Be it as it may, the Tribune article makes some questionable assumptions. Among them:
The afternoon’s festivities will be held to celebrate the passage of resolutions by the U.S. Congress this summer formally apologizing for the 1882 Chinese Exclusion Act, which denied citizenship and basic rights to Asians. – That whites are obligated to apologize for policies, meant to protect against invasion by foreigners, of past centuries. Have other races made similar apologies?
“Our voice is just kind of silenced,” says Ying, “There are so many other people speaking louder.”
It doesn’t help when your minority is seen by many as problem-free. Or, that statistics appear to back up that sentiment. – That whites are always racist; whether they consider a minority problem-prone or problem-free, they’re “racist” either way.Incidentally, I’ve never heard of any group of people that is problem-free.
A recent Pew Research Center Study, “The Rise of Asian Americans,” reveals an astounding level of material, educational and cultural success among Asian immigrants nationwide. They are the most highly educated group of immigrants in U.S. history. More than half of all Asian Americans have obtained college degrees, nearly double the national rate for U.S. citizens. The average income for Asian-American families is about $66,000, compared to $50,000 for all Americans. - That “institutional racism” only works one way. When whites make less than Asians, it’s not a problem. But when Asians make less than whites, it’s a problem.

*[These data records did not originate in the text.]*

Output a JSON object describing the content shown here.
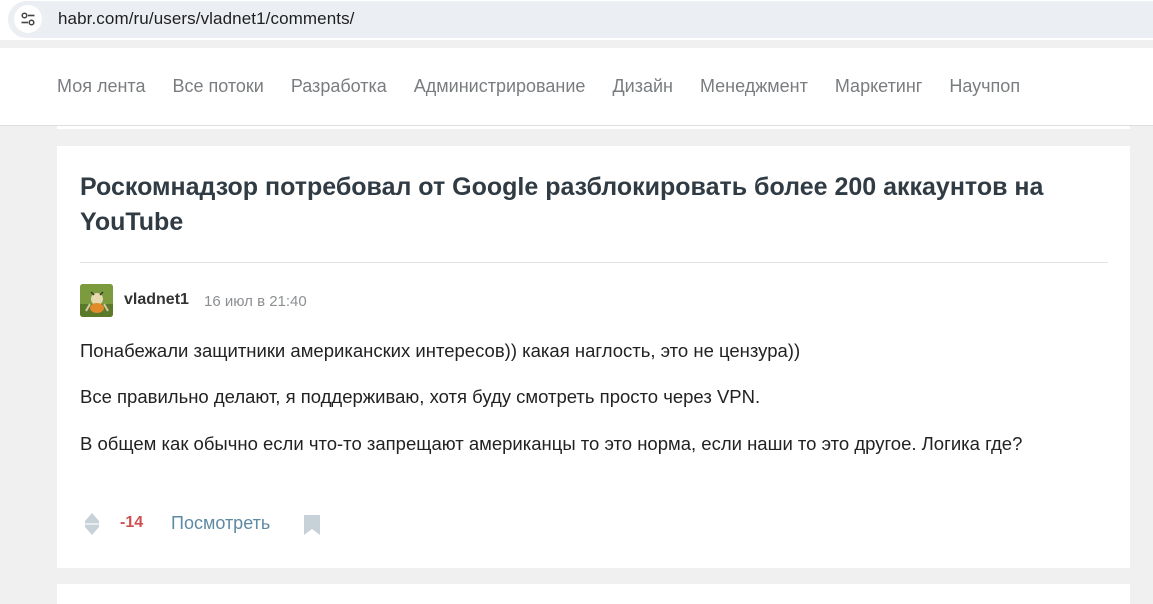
{
  "browser": {
    "url": "habr.com/ru/users/vladnet1/comments/",
    "site_icon": "tune-icon"
  },
  "nav": {
    "items": [
      {
        "label": "Моя лента"
      },
      {
        "label": "Все потоки"
      },
      {
        "label": "Разработка"
      },
      {
        "label": "Администрирование"
      },
      {
        "label": "Дизайн"
      },
      {
        "label": "Менеджмент"
      },
      {
        "label": "Маркетинг"
      },
      {
        "label": "Научпоп"
      }
    ]
  },
  "article": {
    "title": "Роскомнадзор потребовал от Google разблокировать более 200 аккаунтов на YouTube"
  },
  "comment": {
    "author": "vladnet1",
    "timestamp": "16 июл в 21:40",
    "paragraphs": [
      "Понабежали защитники американских интересов)) какая наглость, это не цензура))",
      "Все правильно делают, я поддерживаю, хотя буду смотреть просто через VPN.",
      "В общем как обычно если что-то запрещают американцы то это норма, если наши то это другое. Логика где?"
    ],
    "score": "-14",
    "view_label": "Посмотреть",
    "vote_icon": "vote-diamond-icon",
    "bookmark_icon": "bookmark-icon"
  },
  "colors": {
    "score_negative": "#d04e4e",
    "link": "#5e8aa3",
    "nav_text": "#797d80",
    "page_bg": "#f0f0f0"
  }
}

Crime and gangs in the Asian community are often ignored, they say, because they do not typically involve violence and the types of gangs behavior police associate with black and Hispanic gangs. - That violent gang behavior is not “associated with black and Hispanic gangs” but rather it’s the police who associate it with said gangs. In other words, the police are racist for noticing this pattern.
Asians in Portland haven’t spoken up to compete with other minorities for attention and resources, says Stephen Ying, Helen Ying’s husband and president of the Chinese Consolidated Benevolent Association, citing cultural taboos which make that nearly impossible. - That all minorities are entitled to “attention and resources” – while whites are not. If any minority is denied its share of the booty, it’s “institutional racism.”

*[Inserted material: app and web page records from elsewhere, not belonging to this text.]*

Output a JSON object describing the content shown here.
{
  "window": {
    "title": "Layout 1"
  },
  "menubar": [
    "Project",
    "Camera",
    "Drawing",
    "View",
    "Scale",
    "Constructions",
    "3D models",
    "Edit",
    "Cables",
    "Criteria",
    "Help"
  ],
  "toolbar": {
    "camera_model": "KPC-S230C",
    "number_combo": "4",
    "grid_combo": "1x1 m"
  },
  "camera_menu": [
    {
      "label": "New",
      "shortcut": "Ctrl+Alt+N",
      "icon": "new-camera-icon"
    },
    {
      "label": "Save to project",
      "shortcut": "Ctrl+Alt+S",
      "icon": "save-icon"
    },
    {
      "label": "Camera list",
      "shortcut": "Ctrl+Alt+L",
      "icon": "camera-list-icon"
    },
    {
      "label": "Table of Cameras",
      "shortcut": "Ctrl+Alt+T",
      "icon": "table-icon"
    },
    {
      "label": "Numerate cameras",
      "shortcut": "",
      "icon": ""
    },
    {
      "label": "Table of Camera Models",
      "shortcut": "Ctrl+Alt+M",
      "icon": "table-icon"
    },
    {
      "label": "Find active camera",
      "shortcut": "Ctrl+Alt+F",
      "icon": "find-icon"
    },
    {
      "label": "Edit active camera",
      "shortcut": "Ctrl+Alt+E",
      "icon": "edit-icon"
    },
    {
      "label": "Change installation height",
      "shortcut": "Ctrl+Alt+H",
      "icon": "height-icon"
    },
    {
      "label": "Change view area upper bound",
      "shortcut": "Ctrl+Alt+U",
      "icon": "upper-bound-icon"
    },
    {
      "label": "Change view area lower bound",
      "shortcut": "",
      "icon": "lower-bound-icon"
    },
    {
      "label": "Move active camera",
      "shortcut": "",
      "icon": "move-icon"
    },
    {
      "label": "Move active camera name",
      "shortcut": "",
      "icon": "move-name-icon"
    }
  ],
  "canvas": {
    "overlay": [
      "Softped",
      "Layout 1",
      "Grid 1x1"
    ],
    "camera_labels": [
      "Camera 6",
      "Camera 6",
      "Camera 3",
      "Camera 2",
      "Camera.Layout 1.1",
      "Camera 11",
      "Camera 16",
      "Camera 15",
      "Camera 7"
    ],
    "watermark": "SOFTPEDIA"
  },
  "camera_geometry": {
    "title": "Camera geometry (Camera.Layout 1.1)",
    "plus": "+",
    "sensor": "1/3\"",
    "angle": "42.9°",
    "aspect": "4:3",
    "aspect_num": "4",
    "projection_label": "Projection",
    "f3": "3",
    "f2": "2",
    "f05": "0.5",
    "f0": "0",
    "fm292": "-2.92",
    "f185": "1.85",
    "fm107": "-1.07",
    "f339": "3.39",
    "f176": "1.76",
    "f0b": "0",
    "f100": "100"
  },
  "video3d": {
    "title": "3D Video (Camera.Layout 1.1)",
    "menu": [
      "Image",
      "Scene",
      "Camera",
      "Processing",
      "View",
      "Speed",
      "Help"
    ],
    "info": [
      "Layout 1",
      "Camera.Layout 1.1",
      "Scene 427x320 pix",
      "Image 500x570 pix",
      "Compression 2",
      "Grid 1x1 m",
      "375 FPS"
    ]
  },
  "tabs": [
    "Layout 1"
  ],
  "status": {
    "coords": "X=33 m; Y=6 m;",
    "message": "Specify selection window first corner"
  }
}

But noise is starting to be made. Local Asian-Americans in the last few years have begun to form organizations such as the Asian Pacific American Network of Oregon to organize and lobby on their behalf. And this year, those organizations found a rallying point — a 205-page study by Portland State University social work professor Ann Curry-Stevens, who says institutional racism still exists throughout Multnomah County, and it’s keeping Asians down. - That non-whites can form racial lobbying groups and they’re expected to do so. We all know what happens when whites try the same thing.

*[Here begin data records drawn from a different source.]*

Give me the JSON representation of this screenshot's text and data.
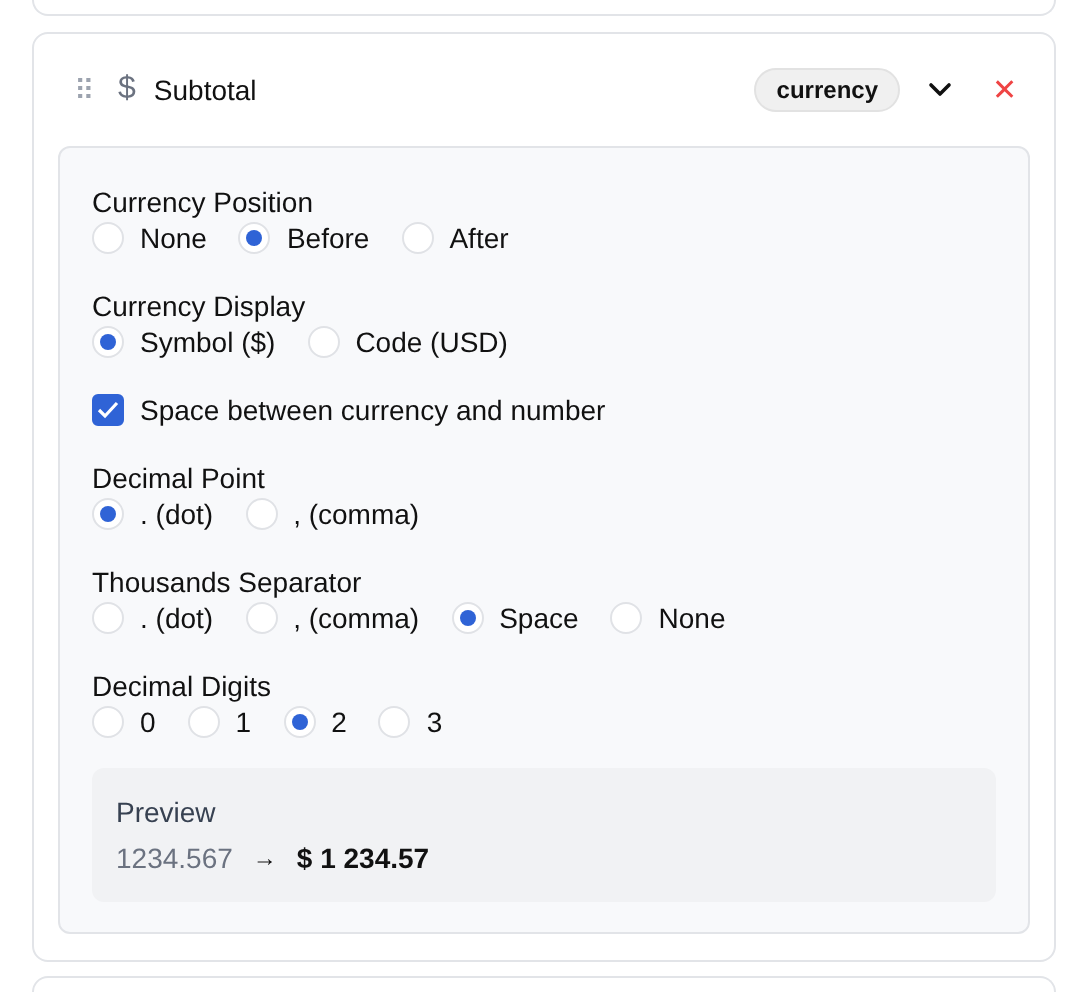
{
  "field": {
    "title": "Subtotal",
    "type_badge": "currency",
    "drag_handle": "⠿",
    "currency_symbol": "$",
    "close": "✕"
  },
  "settings": [
    {
      "kind": "radio",
      "label": "Currency Position",
      "options": [
        {
          "label": "None",
          "selected": false
        },
        {
          "label": "Before",
          "selected": true
        },
        {
          "label": "After",
          "selected": false
        }
      ]
    },
    {
      "kind": "radio",
      "label": "Currency Display",
      "options": [
        {
          "label": "Symbol ($)",
          "selected": true
        },
        {
          "label": "Code (USD)",
          "selected": false
        }
      ]
    },
    {
      "kind": "checkbox",
      "label": "Space between currency and number",
      "checked": true
    },
    {
      "kind": "radio",
      "label": "Decimal Point",
      "options": [
        {
          "label": ". (dot)",
          "selected": true
        },
        {
          "label": ", (comma)",
          "selected": false
        }
      ]
    },
    {
      "kind": "radio",
      "label": "Thousands Separator",
      "options": [
        {
          "label": ". (dot)",
          "selected": false
        },
        {
          "label": ", (comma)",
          "selected": false
        },
        {
          "label": "Space",
          "selected": true
        },
        {
          "label": "None",
          "selected": false
        }
      ]
    },
    {
      "kind": "radio",
      "label": "Decimal Digits",
      "options": [
        {
          "label": "0",
          "selected": false
        },
        {
          "label": "1",
          "selected": false
        },
        {
          "label": "2",
          "selected": true
        },
        {
          "label": "3",
          "selected": false
        }
      ]
    }
  ],
  "preview": {
    "label": "Preview",
    "input": "1234.567",
    "arrow": "→",
    "output": "$ 1 234.57"
  }
}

I hope I live to see the day when similar articles, and studies, can be done about whites in America. When such articles will not only be widely published, but when people will be paid to write them. That such a thing is unthinkable in today’s America speaks volumes about who is truly being oppressed.